Page: 5240

Mr LYONS (Bass) (18:26): I stand today to ask the Assistant Treasurer and Minister Assisting for Deregulation a few points about the budget that relate to his portfolio, noting in particular some of the efficiencies savings announced in the recent budget. In the 2013-14 budget, the Gillard government has made $43 billion of responsible and targeted savings over the forward estimates that improve the budget bottom line. These savings improve the sustainability of Australia's public finances and ensure we can make smart investments for the future. They allow us to put in place the nation-building reforms that set Australia up for future success and provide sustainable funding for the National Plan for School Improvement and disability care. These reforms are very important to Australia's future. We are a government that is forward thinking in its policies in the Labor tradition. Labor is the party of Medicare and the PBS and prides itself of its record of delivering policies that help Australians when they need it most, regardless of their income or their postcode. These savings the government has outlined contribute to returning the budget to surplus over the forward estimates and deliver a sensible pace of fiscal consolidation. I note that this has been achieved despite revenue write downs of around $60 billion over four years since the 2012-13 mid-year economic and fiscal outlook.

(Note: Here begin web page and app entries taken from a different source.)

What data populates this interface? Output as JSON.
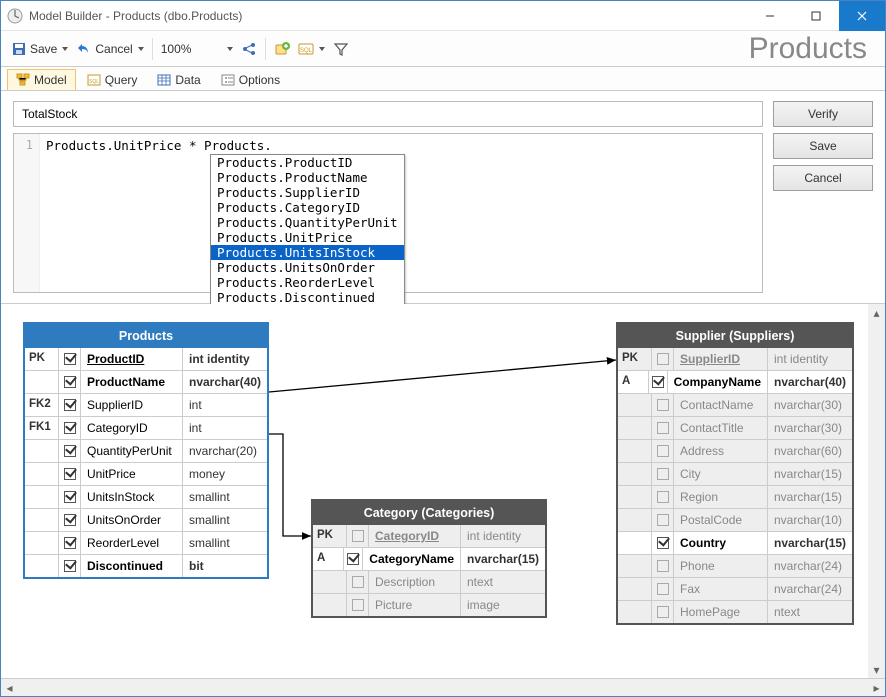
{
  "window": {
    "title": "Model Builder - Products (dbo.Products)"
  },
  "toolbar": {
    "save_label": "Save",
    "cancel_label": "Cancel",
    "zoom": "100%"
  },
  "page_heading": "Products",
  "tabs": {
    "model": "Model",
    "query": "Query",
    "data": "Data",
    "options": "Options"
  },
  "editor": {
    "field_name": "TotalStock",
    "line_no": "1",
    "code": "Products.UnitPrice * Products.",
    "buttons": {
      "verify": "Verify",
      "save": "Save",
      "cancel": "Cancel"
    },
    "autocomplete": [
      "Products.ProductID",
      "Products.ProductName",
      "Products.SupplierID",
      "Products.CategoryID",
      "Products.QuantityPerUnit",
      "Products.UnitPrice",
      "Products.UnitsInStock",
      "Products.UnitsOnOrder",
      "Products.ReorderLevel",
      "Products.Discontinued"
    ],
    "autocomplete_selected_index": 6
  },
  "entities": {
    "products": {
      "title": "Products",
      "rows": [
        {
          "key": "PK",
          "chk": true,
          "name": "ProductID",
          "type": "int identity",
          "pk": true,
          "bold": true
        },
        {
          "key": "",
          "chk": true,
          "name": "ProductName",
          "type": "nvarchar(40)",
          "bold": true
        },
        {
          "key": "FK2",
          "chk": true,
          "name": "SupplierID",
          "type": "int"
        },
        {
          "key": "FK1",
          "chk": true,
          "name": "CategoryID",
          "type": "int"
        },
        {
          "key": "",
          "chk": true,
          "name": "QuantityPerUnit",
          "type": "nvarchar(20)"
        },
        {
          "key": "",
          "chk": true,
          "name": "UnitPrice",
          "type": "money"
        },
        {
          "key": "",
          "chk": true,
          "name": "UnitsInStock",
          "type": "smallint"
        },
        {
          "key": "",
          "chk": true,
          "name": "UnitsOnOrder",
          "type": "smallint"
        },
        {
          "key": "",
          "chk": true,
          "name": "ReorderLevel",
          "type": "smallint"
        },
        {
          "key": "",
          "chk": true,
          "name": "Discontinued",
          "type": "bit",
          "bold": true
        }
      ]
    },
    "category": {
      "title": "Category (Categories)",
      "rows": [
        {
          "key": "PK",
          "chk": false,
          "name": "CategoryID",
          "type": "int identity",
          "pk": true,
          "dim": true
        },
        {
          "key": "A",
          "chk": true,
          "name": "CategoryName",
          "type": "nvarchar(15)",
          "bold": true
        },
        {
          "key": "",
          "chk": false,
          "name": "Description",
          "type": "ntext",
          "dim": true
        },
        {
          "key": "",
          "chk": false,
          "name": "Picture",
          "type": "image",
          "dim": true
        }
      ]
    },
    "supplier": {
      "title": "Supplier (Suppliers)",
      "rows": [
        {
          "key": "PK",
          "chk": false,
          "name": "SupplierID",
          "type": "int identity",
          "pk": true,
          "dim": true
        },
        {
          "key": "A",
          "chk": true,
          "name": "CompanyName",
          "type": "nvarchar(40)",
          "bold": true
        },
        {
          "key": "",
          "chk": false,
          "name": "ContactName",
          "type": "nvarchar(30)",
          "dim": true
        },
        {
          "key": "",
          "chk": false,
          "name": "ContactTitle",
          "type": "nvarchar(30)",
          "dim": true
        },
        {
          "key": "",
          "chk": false,
          "name": "Address",
          "type": "nvarchar(60)",
          "dim": true
        },
        {
          "key": "",
          "chk": false,
          "name": "City",
          "type": "nvarchar(15)",
          "dim": true
        },
        {
          "key": "",
          "chk": false,
          "name": "Region",
          "type": "nvarchar(15)",
          "dim": true
        },
        {
          "key": "",
          "chk": false,
          "name": "PostalCode",
          "type": "nvarchar(10)",
          "dim": true
        },
        {
          "key": "",
          "chk": true,
          "name": "Country",
          "type": "nvarchar(15)",
          "bold": true
        },
        {
          "key": "",
          "chk": false,
          "name": "Phone",
          "type": "nvarchar(24)",
          "dim": true
        },
        {
          "key": "",
          "chk": false,
          "name": "Fax",
          "type": "nvarchar(24)",
          "dim": true
        },
        {
          "key": "",
          "chk": false,
          "name": "HomePage",
          "type": "ntext",
          "dim": true
        }
      ]
    }
  }
}
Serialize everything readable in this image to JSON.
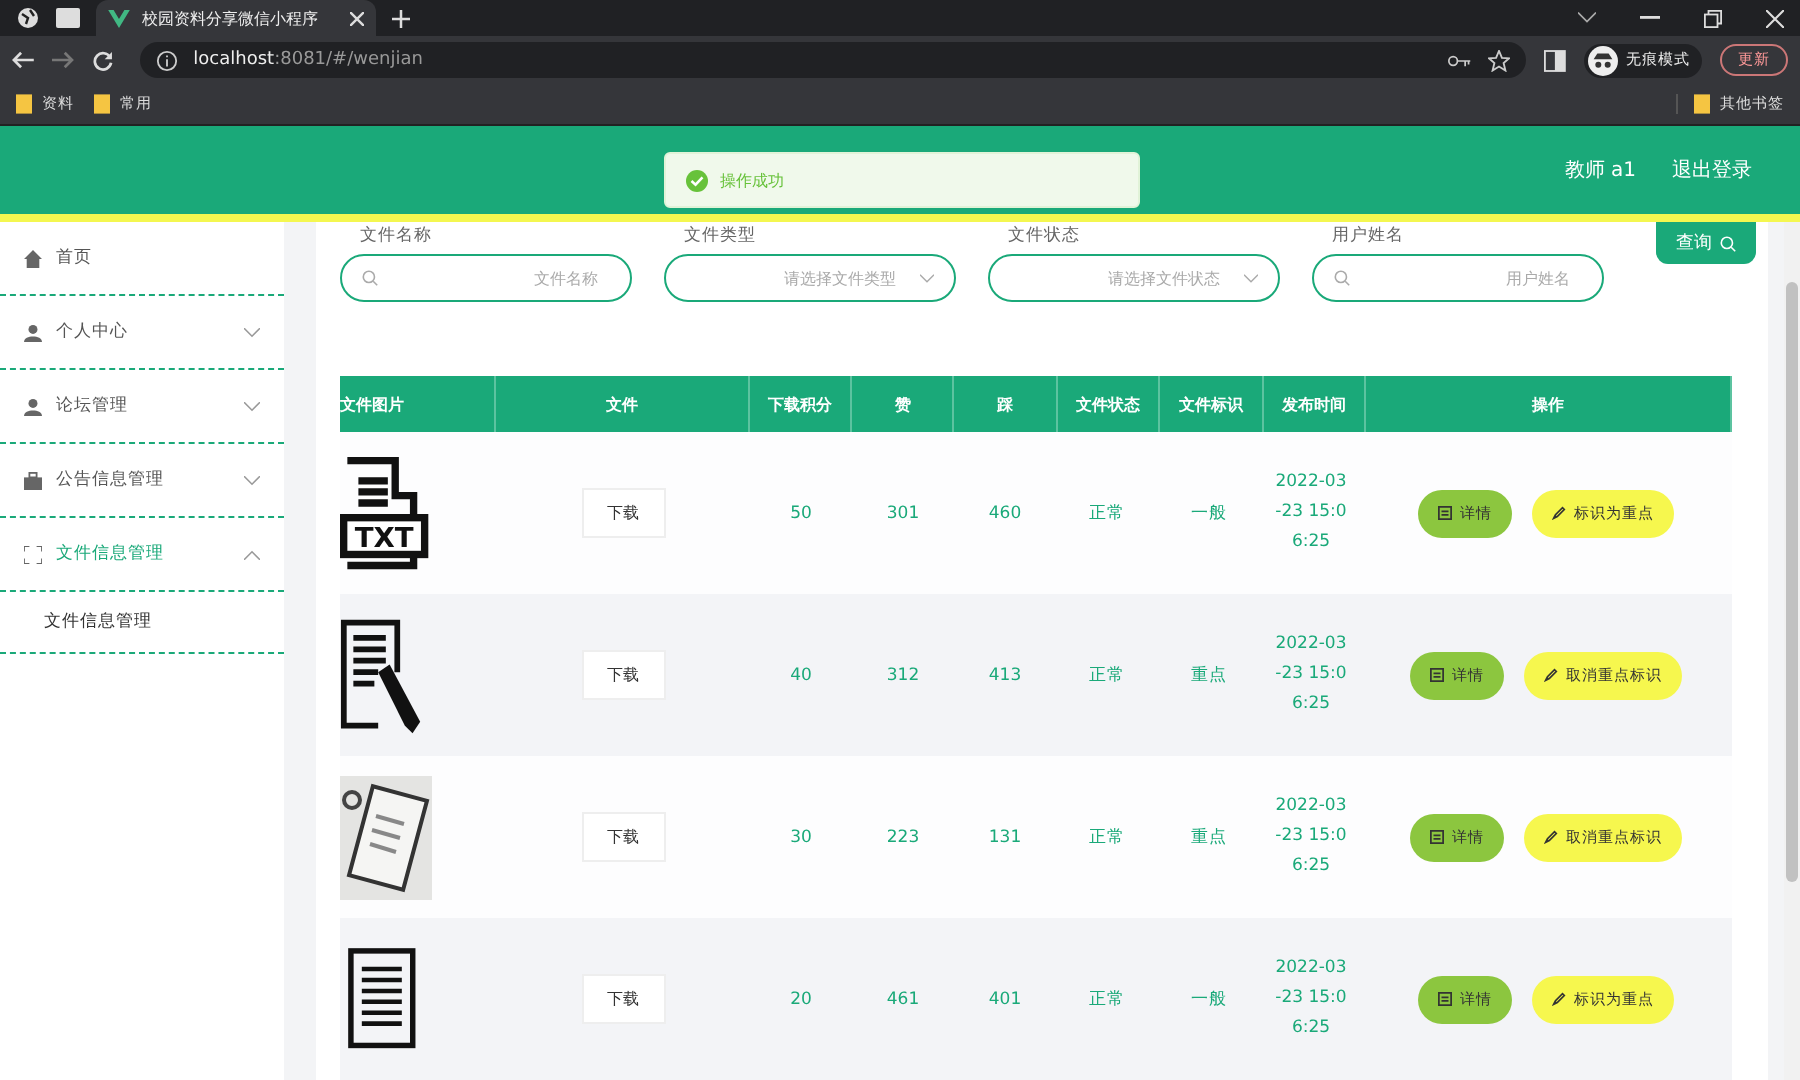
{
  "browser": {
    "tab_title": "校园资料分享微信小程序",
    "url_host": "localhost",
    "url_path": ":8081/#/wenjian",
    "profile": "无痕模式",
    "update": "更新",
    "bookmarks": [
      "资料",
      "常用"
    ],
    "other_bookmarks": "其他书签"
  },
  "header": {
    "user": "教师 a1",
    "logout": "退出登录"
  },
  "toast": {
    "message": "操作成功"
  },
  "sidebar": {
    "items": [
      {
        "label": "首页",
        "kind": "link",
        "expanded": false
      },
      {
        "label": "个人中心",
        "kind": "menu",
        "expanded": false
      },
      {
        "label": "论坛管理",
        "kind": "menu",
        "expanded": false
      },
      {
        "label": "公告信息管理",
        "kind": "menu",
        "expanded": false
      },
      {
        "label": "文件信息管理",
        "kind": "menu",
        "expanded": true,
        "children": [
          {
            "label": "文件信息管理"
          }
        ]
      }
    ]
  },
  "filters": [
    {
      "label": "文件名称",
      "placeholder": "文件名称",
      "kind": "search"
    },
    {
      "label": "文件类型",
      "placeholder": "请选择文件类型",
      "kind": "select"
    },
    {
      "label": "文件状态",
      "placeholder": "请选择文件状态",
      "kind": "select"
    },
    {
      "label": "用户姓名",
      "placeholder": "用户姓名",
      "kind": "search"
    }
  ],
  "query_button": "查询",
  "table": {
    "columns": [
      "文件图片",
      "文件",
      "下载积分",
      "赞",
      "踩",
      "文件状态",
      "文件标识",
      "发布时间",
      "操作"
    ],
    "rows": [
      {
        "image_label": "TXT",
        "file": "下载",
        "points": "50",
        "likes": "301",
        "dislikes": "460",
        "status": "正常",
        "mark": "一般",
        "time": "2022-03-23 15:06:25",
        "detail": "详情",
        "action": "标识为重点"
      },
      {
        "file": "下载",
        "points": "40",
        "likes": "312",
        "dislikes": "413",
        "status": "正常",
        "mark": "重点",
        "time": "2022-03-23 15:06:25",
        "detail": "详情",
        "action": "取消重点标识"
      },
      {
        "file": "下载",
        "points": "30",
        "likes": "223",
        "dislikes": "131",
        "status": "正常",
        "mark": "重点",
        "time": "2022-03-23 15:06:25",
        "detail": "详情",
        "action": "取消重点标识"
      },
      {
        "file": "下载",
        "points": "20",
        "likes": "461",
        "dislikes": "401",
        "status": "正常",
        "mark": "一般",
        "time": "2022-03-23 15:06:25",
        "detail": "详情",
        "action": "标识为重点"
      }
    ]
  }
}
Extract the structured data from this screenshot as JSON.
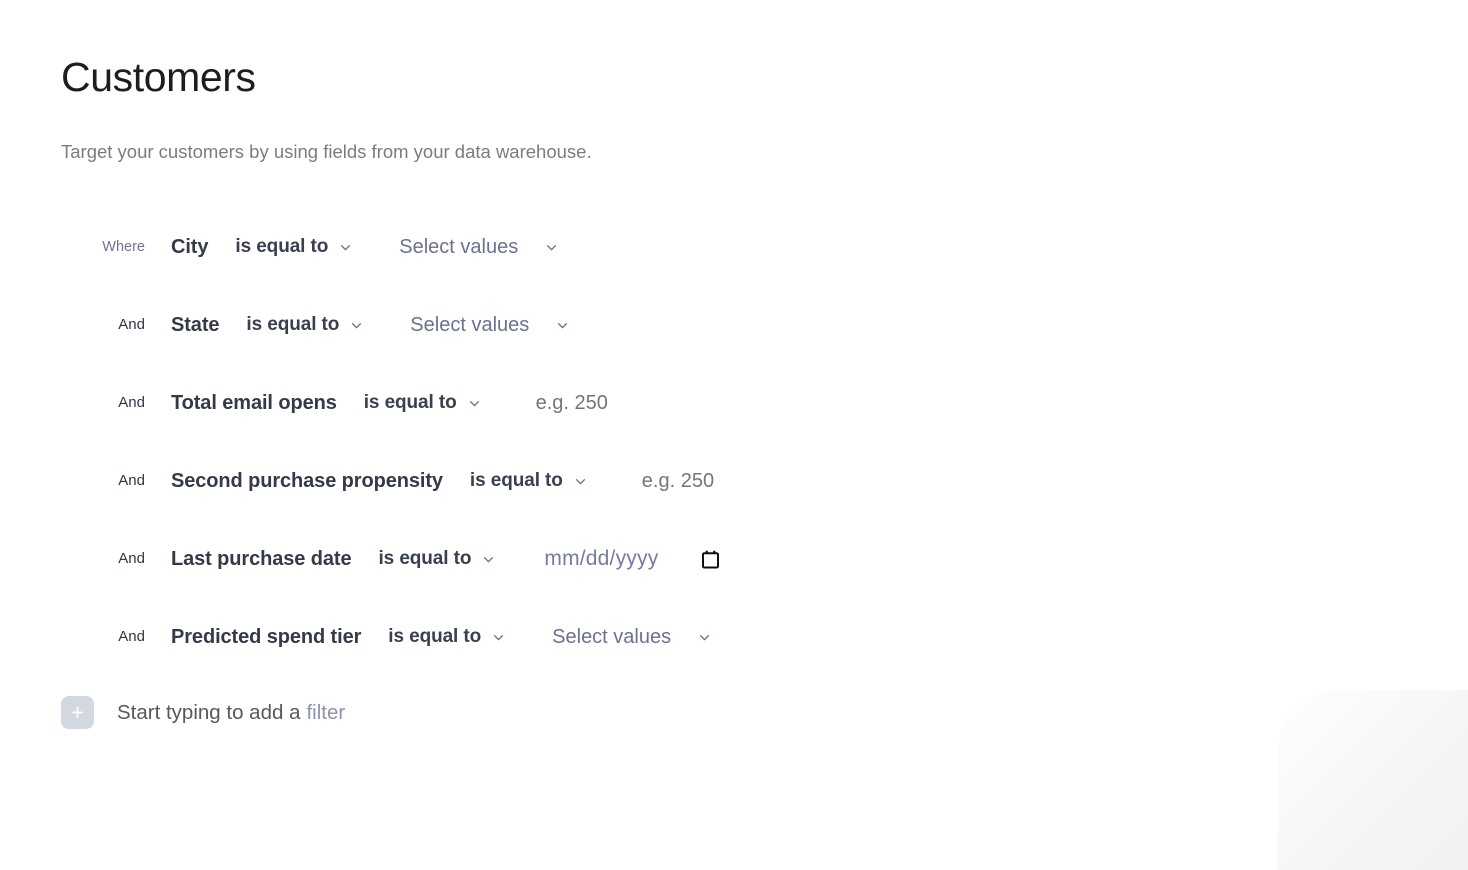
{
  "page": {
    "title": "Customers",
    "subtitle": "Target your customers by using fields from your data warehouse."
  },
  "colors": {
    "title": "#1c1c22",
    "subtitle": "#7b7b83",
    "field_name": "#343a48",
    "operator": "#3a4050",
    "where_label": "#6f7490",
    "and_label": "#2f3542",
    "select_placeholder": "#6b7190",
    "number_placeholder": "#757575",
    "date_placeholder": "#767c9b",
    "add_button_bg": "#d2d7e2",
    "chevron": "#6b7190"
  },
  "filters": [
    {
      "conjunction": "Where",
      "field": "City",
      "operator": "is equal to",
      "value_type": "select",
      "value_placeholder": "Select values",
      "operator_icon": "chevron-down-icon",
      "value_icon": "chevron-down-icon"
    },
    {
      "conjunction": "And",
      "field": "State",
      "operator": "is equal to",
      "value_type": "select",
      "value_placeholder": "Select values",
      "operator_icon": "chevron-down-icon",
      "value_icon": "chevron-down-icon"
    },
    {
      "conjunction": "And",
      "field": "Total email opens",
      "operator": "is equal to",
      "value_type": "number",
      "value_placeholder": "e.g. 250",
      "operator_icon": "chevron-down-icon",
      "value_icon": ""
    },
    {
      "conjunction": "And",
      "field": "Second purchase propensity",
      "operator": "is equal to",
      "value_type": "number",
      "value_placeholder": "e.g. 250",
      "operator_icon": "chevron-down-icon",
      "value_icon": ""
    },
    {
      "conjunction": "And",
      "field": "Last purchase date",
      "operator": "is equal to",
      "value_type": "date",
      "value_placeholder": "mm/dd/yyyy",
      "operator_icon": "chevron-down-icon",
      "value_icon": "calendar-icon"
    },
    {
      "conjunction": "And",
      "field": "Predicted spend tier",
      "operator": "is equal to",
      "value_type": "select",
      "value_placeholder": "Select values",
      "operator_icon": "chevron-down-icon",
      "value_icon": "chevron-down-icon"
    }
  ],
  "add_filter": {
    "button_icon": "plus-icon",
    "hint_prefix": "Start typing to add a",
    "hint_keyword": "filter"
  }
}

I thank the minister for recently visiting my electorate of Bass, where he met with local businesses in northern Tasmania. It is evident that the Assistant Treasurer understands the needs of the business community, and I know that the people in my electorate who spoke with Minister Bradbury during his visit appreciated hearing his thoughts on the 2013-14 budget.

It is my understanding that improving the efficiency of the Australian public service will deliver around $600 million in savings over the next four years. And, for the second year in a row, the budget shows a small decrease in the number of core public servants, not including military reservists and ASIO. Since December 2007, the Labor government has achieved over $14 billion in public sector efficiencies and better government practices. I understand that we have driven efficiency reforms across government, including in travel, advertising, property management and IT. So, to start with, Assistant Treasurer, can you take me through the details of the cross-portfolio savings in the public service efficiencies measure? Can you also take me through some of the changes that were made in last year's MYEFO? Have you seen a reduction in some areas, like travel, as a result of these changes? What new measures have been included in this year's budget that will help contribute towards these targeted savings? I also understand the government has also released a document outlining all the efficiencies found in the public service to date—$13 billion at July last year.

Has there been an increase in the efficiencies found? If so, can you give me the new quantum of savings found? I know the Gillard government greatly values the work of the Public Service. As a Labor government, we know the decisions that could result in staff reductions are decisions that should not be made lightly. A Liberal government cannot make the same promise. Unlike the Liberals, we believe a strong Public Service is essential to support the community and to deliver critical government programs and schemes. I would appreciate your thoughts on efficiencies in the Public Service and on other points I have raised briefly this evening.